Residents’ Engagement and Empathy Associated With Their Perception of Faculty’s Teaching Performance
Lases et al. 2014 World Journal of Surgery
Background: Faculty members rely on residents’ feedback about their teaching performance. The influence of residents’ characteristics on evaluations of faculty is relatively unexplored. We aimed to evaluate the levels of work engagement and empathy among residents and the association of both characteristics with their evaluation of the faculty’s teaching performance.
Methods: A multicenter questionnaire study among 271 surgery and gynecology residents was performed from September 2012 to February 2013. Residents’ ratings of the faculty’s teaching performance were collected using the system for evaluation of teaching quality (SETQ). Residents were also invited to fill out standardized measures of work engagement and empathy using the short Utrecht Work Engagement Scale and the Jefferson Scale of Physician Empathy, respectively. Linear regression analysis using generalized estimating equations to evaluate the association of residents’ engagement and empathy with residents’ evaluations of teaching performance.

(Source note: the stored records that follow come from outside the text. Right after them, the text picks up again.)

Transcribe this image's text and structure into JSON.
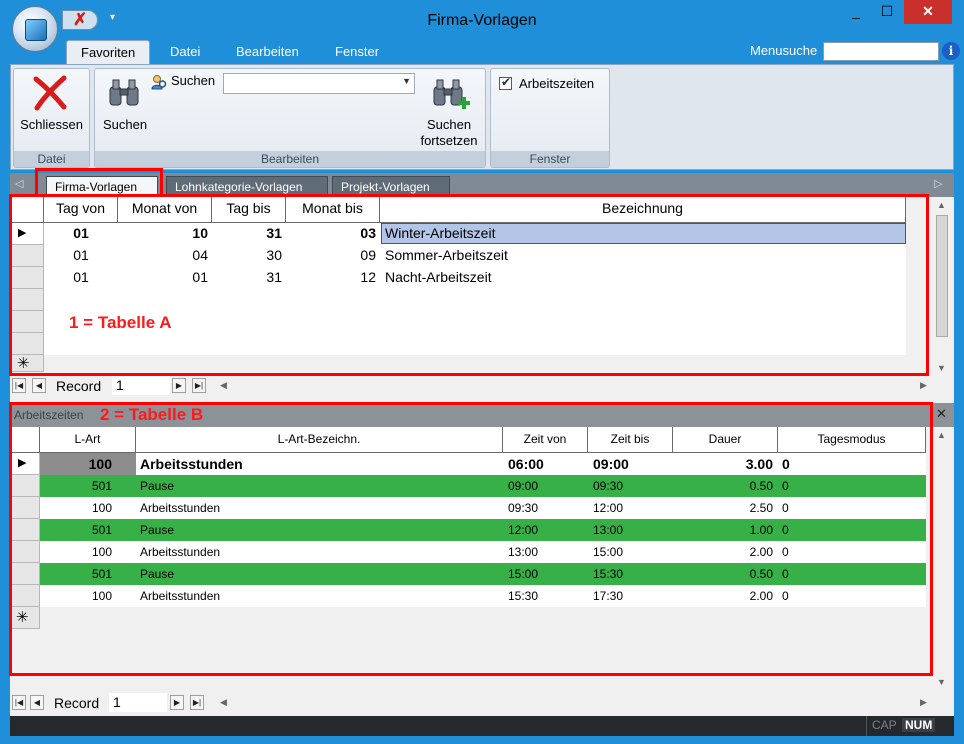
{
  "window": {
    "title": "Firma-Vorlagen",
    "minimize": "_",
    "maximize": "☐",
    "close": "✕",
    "quick_access_close": "✗",
    "quick_access_dropdown": "▾"
  },
  "ribbon": {
    "tabs": [
      "Favoriten",
      "Datei",
      "Bearbeiten",
      "Fenster"
    ],
    "active_tab": "Favoriten",
    "menusuche_label": "Menusuche",
    "menusuche_value": "",
    "info": "i",
    "groups": {
      "datei": {
        "label": "Datei",
        "schliessen": "Schliessen"
      },
      "bearbeiten": {
        "label": "Bearbeiten",
        "suchen_small": "Suchen",
        "suchen_combo": "",
        "suchen_big": "Suchen",
        "suchen_fortsetzen_1": "Suchen",
        "suchen_fortsetzen_2": "fortsetzen"
      },
      "fenster": {
        "label": "Fenster",
        "arbeitszeiten": "Arbeitszeiten",
        "arbeitszeiten_checked": true
      }
    }
  },
  "doc_tabs": [
    "Firma-Vorlagen",
    "Lohnkategorie-Vorlagen",
    "Projekt-Vorlagen"
  ],
  "active_doc_tab": "Firma-Vorlagen",
  "table_a": {
    "columns": [
      "Tag von",
      "Monat von",
      "Tag bis",
      "Monat bis",
      "Bezeichnung"
    ],
    "rows": [
      {
        "tag_von": "01",
        "monat_von": "10",
        "tag_bis": "31",
        "monat_bis": "03",
        "bezeichnung": "Winter-Arbeitszeit"
      },
      {
        "tag_von": "01",
        "monat_von": "04",
        "tag_bis": "30",
        "monat_bis": "09",
        "bezeichnung": "Sommer-Arbeitszeit"
      },
      {
        "tag_von": "01",
        "monat_von": "01",
        "tag_bis": "31",
        "monat_bis": "12",
        "bezeichnung": "Nacht-Arbeitszeit"
      }
    ],
    "annotation": "1 = Tabelle A",
    "record_label": "Record",
    "record_value": "1"
  },
  "table_b": {
    "subheader": "Arbeitszeiten",
    "close": "✕",
    "annotation": "2 = Tabelle B",
    "columns": [
      "L-Art",
      "L-Art-Bezeichn.",
      "Zeit von",
      "Zeit bis",
      "Dauer",
      "Tagesmodus"
    ],
    "rows": [
      {
        "lart": "100",
        "bez": "Arbeitsstunden",
        "von": "06:00",
        "bis": "09:00",
        "dauer": "3.00",
        "modus": "0",
        "green": false
      },
      {
        "lart": "501",
        "bez": "Pause",
        "von": "09:00",
        "bis": "09:30",
        "dauer": "0.50",
        "modus": "0",
        "green": true
      },
      {
        "lart": "100",
        "bez": "Arbeitsstunden",
        "von": "09:30",
        "bis": "12:00",
        "dauer": "2.50",
        "modus": "0",
        "green": false
      },
      {
        "lart": "501",
        "bez": "Pause",
        "von": "12:00",
        "bis": "13:00",
        "dauer": "1.00",
        "modus": "0",
        "green": true
      },
      {
        "lart": "100",
        "bez": "Arbeitsstunden",
        "von": "13:00",
        "bis": "15:00",
        "dauer": "2.00",
        "modus": "0",
        "green": false
      },
      {
        "lart": "501",
        "bez": "Pause",
        "von": "15:00",
        "bis": "15:30",
        "dauer": "0.50",
        "modus": "0",
        "green": true
      },
      {
        "lart": "100",
        "bez": "Arbeitsstunden",
        "von": "15:30",
        "bis": "17:30",
        "dauer": "2.00",
        "modus": "0",
        "green": false
      }
    ],
    "record_label": "Record",
    "record_value": "1"
  },
  "statusbar": {
    "cap": "CAP",
    "num": "NUM"
  },
  "colors": {
    "frame": "#1E8FD8",
    "green_row": "#37B047",
    "selected_cell": "#B4C6E7",
    "annotation_red": "#FF0000"
  }
}
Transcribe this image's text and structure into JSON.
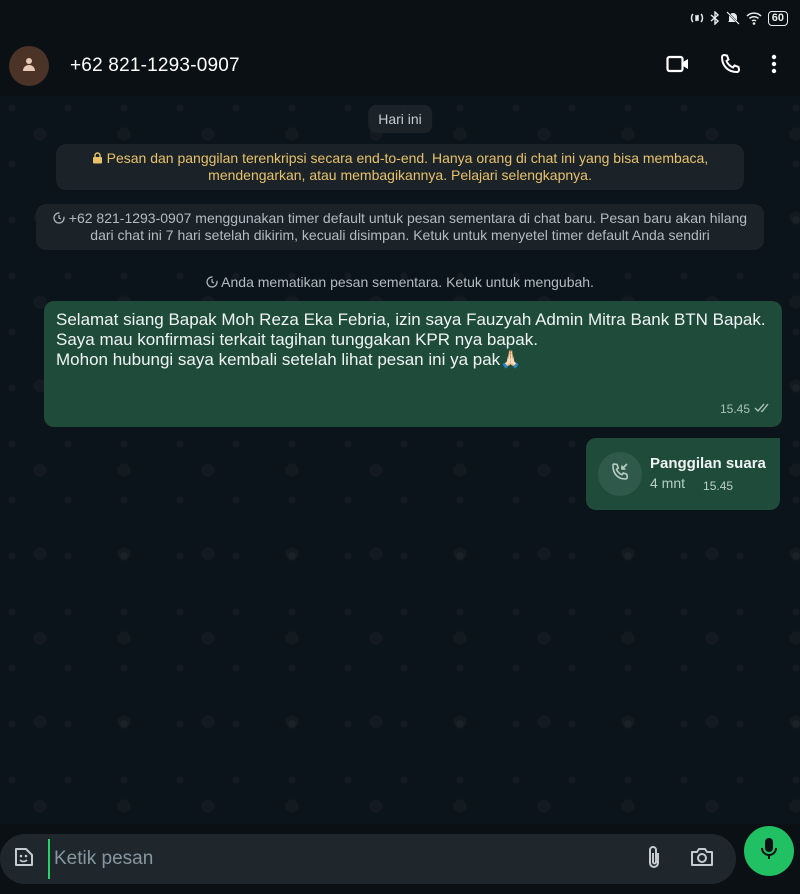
{
  "status_bar": {
    "battery": "60"
  },
  "header": {
    "contact_name": "+62 821-1293-0907",
    "icons": [
      "avatar-person-icon",
      "video-call-icon",
      "phone-icon",
      "more-vert-icon"
    ]
  },
  "chat": {
    "date_chip": "Hari ini",
    "encryption_notice": "Pesan dan panggilan terenkripsi secara end-to-end. Hanya orang di chat ini yang bisa membaca, mendengarkan, atau membagikannya. Pelajari selengkapnya.",
    "timer_notice": "+62 821-1293-0907 menggunakan timer default untuk pesan sementara di chat baru. Pesan baru akan hilang dari chat ini 7 hari setelah dikirim, kecuali disimpan. Ketuk untuk menyetel timer default Anda sendiri",
    "disappearing_off_notice": "Anda mematikan pesan sementara. Ketuk untuk mengubah.",
    "message": {
      "paragraph1": "Selamat siang Bapak Moh Reza Eka Febria, izin saya Fauzyah Admin Mitra Bank BTN Bapak.",
      "line2": "Saya mau konfirmasi terkait tagihan tunggakan KPR nya bapak.",
      "line3": "Mohon hubungi saya kembali setelah lihat pesan ini ya pak🙏🏻",
      "time": "15.45"
    },
    "call": {
      "title": "Panggilan suara",
      "duration": "4 mnt",
      "time": "15.45"
    }
  },
  "composer": {
    "placeholder": "Ketik pesan"
  }
}
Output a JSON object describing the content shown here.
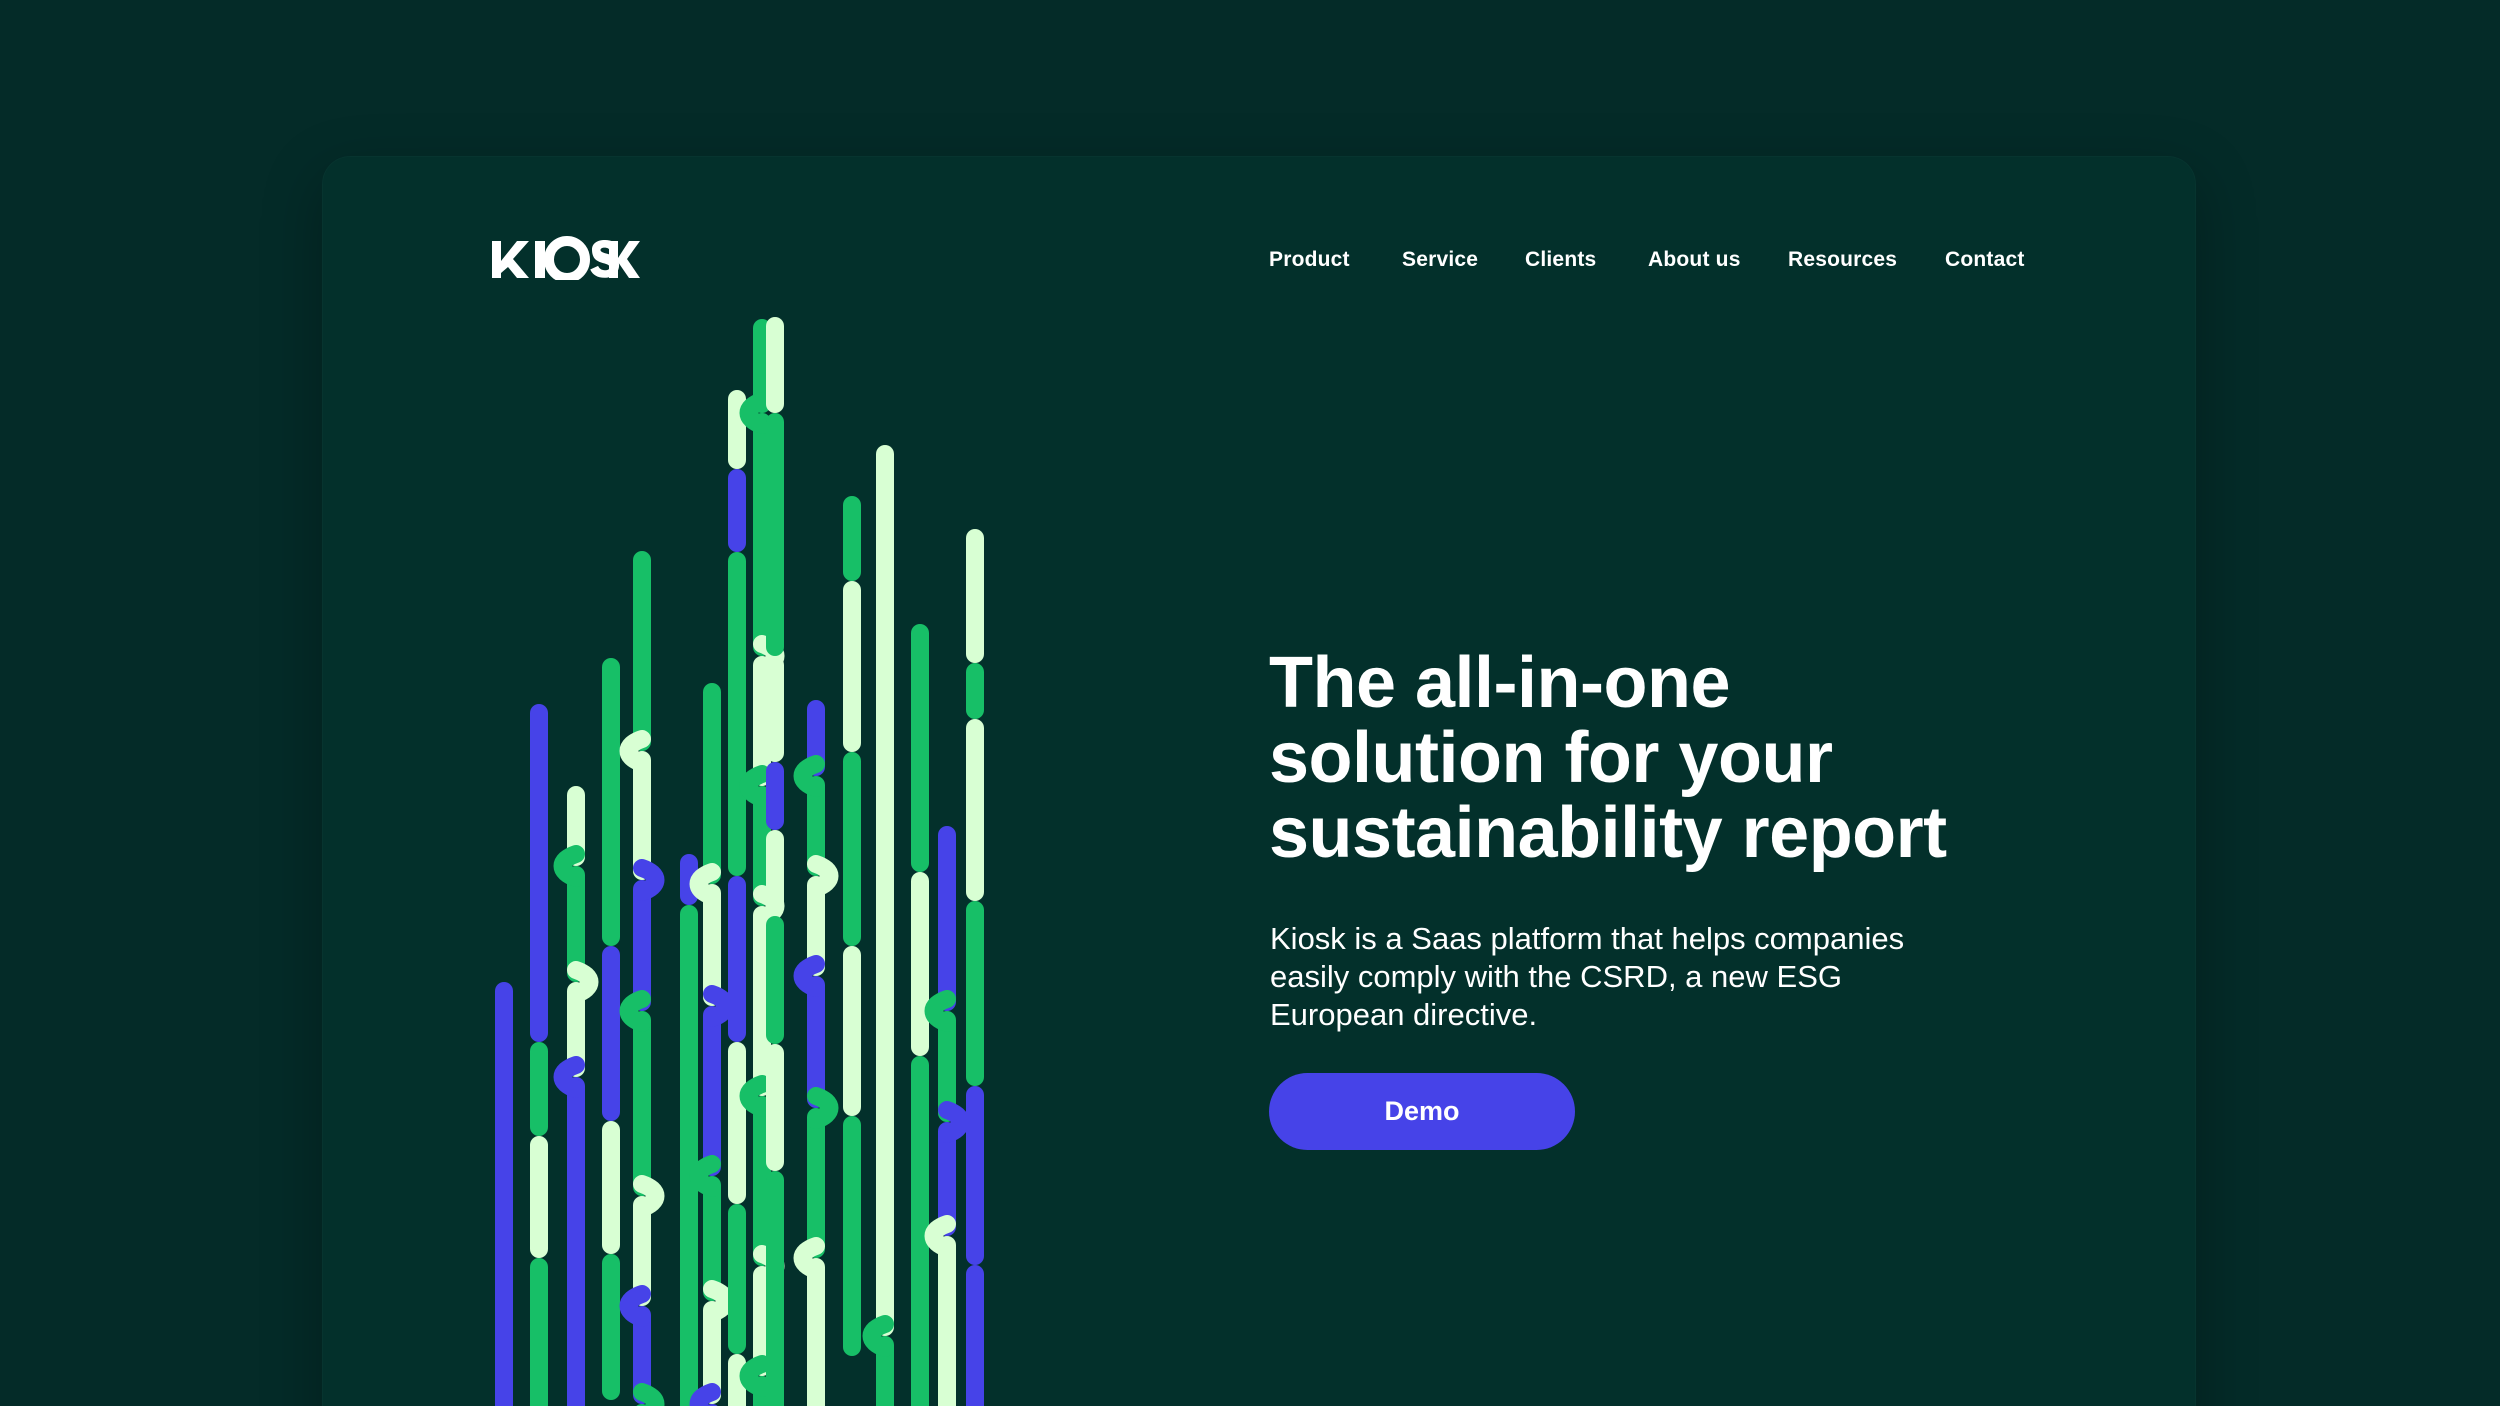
{
  "brand": {
    "name": "KIOSK",
    "colors": {
      "background": "#042b28",
      "card": "#03302b",
      "accent_blue": "#4643e8",
      "accent_green": "#17bf67",
      "accent_light": "#d8ffd3",
      "text": "#ffffff"
    }
  },
  "nav": {
    "items": [
      {
        "label": "Product"
      },
      {
        "label": "Service"
      },
      {
        "label": "Clients"
      },
      {
        "label": "About us"
      },
      {
        "label": "Resources"
      },
      {
        "label": "Contact"
      }
    ]
  },
  "hero": {
    "headline_lines": [
      "The all-in-one",
      "solution for your",
      "sustainability report"
    ],
    "description_lines": [
      "Kiosk is a Saas platform that helps companies",
      "easily comply with the CSRD, a new ESG",
      "European directive."
    ],
    "cta_label": "Demo"
  }
}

Results: Overall, 204 (75.3 %) residents completed 1814 SETQ evaluations of 302 faculty, and 143 (52.8 %) and 140 (51.7 %) residents, respectively, completed the engagement and empathy measurements. The median scores of residents’ engagement and empathy were 4.56 (scale 0–6) and 5.55 (scale 1–7), respectively. Higher levels of residents’ engagement (regression coefficient b = 0.128; 95 % confidence interval (CI) 0.072–0.184; p < 0.001) and empathy (b = 0.113; 95 % CI 0.063–0.164; p < 0.001) were associated with higher faculty teaching performance scores.
Conclusions: Residents’ engagement and empathy appear to be positively associated with their evaluation of the faculty’s performance. A possible explanation is that residents who are more engaged and can understand and share others’ perspectives stimulate and experience faculty’s teaching better than others.